Private Residence Relief: Marriage and Divorce
If you sell a property which is your only or main residence or has been at some point during your period of ownership, Private Residence Relief (“PRR”) will be available to exempt either all or part of the capital gains that arise on the sale of the property. Please see my previous articles for more details of this relief in general, and how it can be calculated and claimed.
In particular, there are specific rules that married couples and couples who are getting divorced should be aware of and this article will focus on these specific areas. Call us us on 0113 887 8432 now to chat through your circumstances.
PRR and Married Couples
Where a married couple are living together, they can only have one qualifying property for PRR purposes between them.
If, at the date of marriage, they each own a residence and they continue to use both as residences, they can jointly nominate which of these should be treated as their main residence for PRR purposes. However, there is a two-year time limit from the date of the marriage for making the election (please see my previous article for more details on PRR elections).
Transfers Between Spouses
Transfers between spouses who are living together for any part of a tax year take place at ‘no gain no loss’ for capital gains tax (CGT) purposes, which means that the donee spouse inherits the historical CGT base cost of the donor spouse.
From 6 April 2020, if any property or a share of any property is transferred between spouses who are living together for any part of a tax year, the period of ownership of the transferee is treated as beginning at the start of the period of the transferor’s ownership. This means that the transferee acquires the entire PRR history of the transferor, which could be very valuable on a future disposal. Prior to 6 April 2020, this only applied if the property was the couple’s main residence at the time of the transfer.
The Tax Year of Permanent Separation
The above-mentioned ‘no gain no loss’ rule will continue to apply to transfers between spouses/civil partners throughout the whole of the tax year in which separation takes place (i.e. up to the 5 April in the relevant tax year) even if the divorce takes place before the end of the tax year. It is irrelevant whether the spouses/civil partners are actually living together at the date of the transfer but they must have been living together at some point in the tax year.

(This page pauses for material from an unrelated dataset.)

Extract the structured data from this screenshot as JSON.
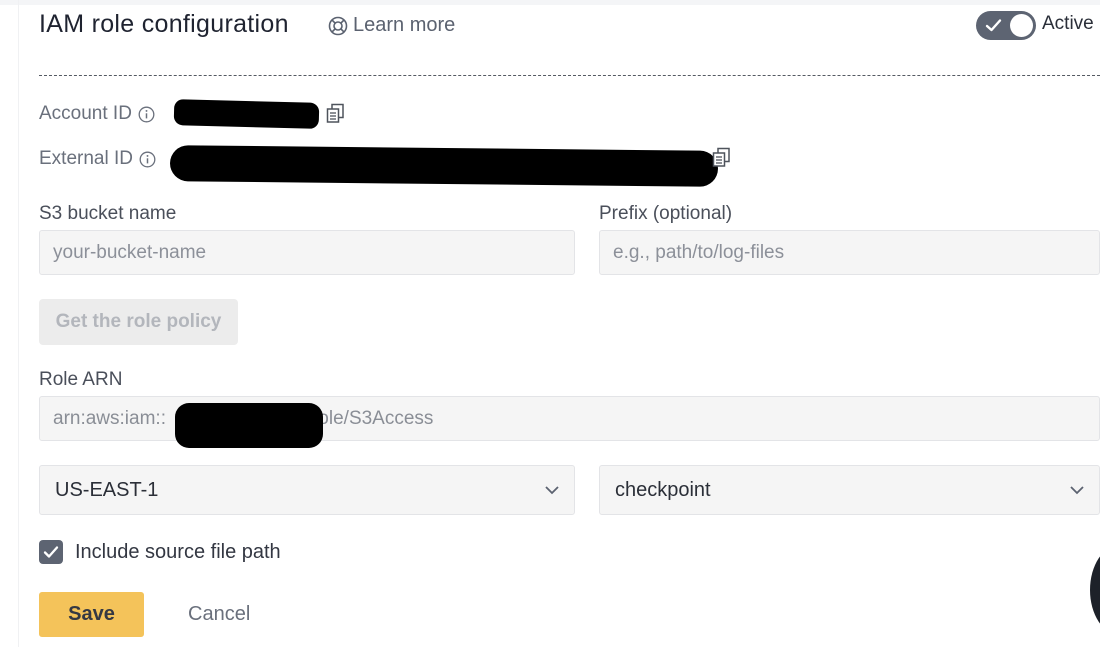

From 6 April 2020, up to the end of the tax year of permanent separation the transferee will also acquire the PRR history of the person that they are separating from on any property that is transferred to them from the other partner. This should be considered carefully by the relevant parties to the divorce (e.g. if the transferor let out the property for a long period PRR may not be significant and a large capital gain could arise for the transferee on a future sale).
After the Tax Year of Permanent Separation
Transfers which take place after the tax year of permanent separation no longer take place at ‘no gain no loss’ and the transferee will no longer acquire the PRR history of the person that they are separating from.
Until the decree absolute in relation to the divorce, the spouses are still connected for CGT purposes and any transfers are treated as a disposal at market value, which could give rise to capital gains.
After the Decree Absolute
After the decree absolute, the spouses should no longer be connected persons by way of the former marriage. Though the market value rule may still apply where transfers between the parties are not a bargain at arms length, such as a disposal under court order.
Extended PRR and the Marital Home
If one of the spouses/civil partners leaves the marital home (which is the couple’s main residence for PRR) and their share is disposed of within 9 months of them vacating the property, PRR will be available for the period between them moving out and disposal. However, if the property is disposed of more than 9 months after they leave, a capital gain may arise.
However, specific relief may be available which can allow PRR to apply to the whole period between leaving the home, and the disposal. The following conditions must be met for this relief to apply:
-The couple separate; and
-One partner ceases to occupy the property; and
-His/her share of the property is subsequently transferred to the former spouse/civil partner as part of a financial settlement.
In order for this to apply, the former partner must continue to use the property as their only or main residence and the disposing partner must not have made a PRR election for another property in the relevant period.
The rules around Private Residence Relief, particularly for married couples and on divorce, are complex and professional advice is recommended. If you require assistance, please contact a member of our team.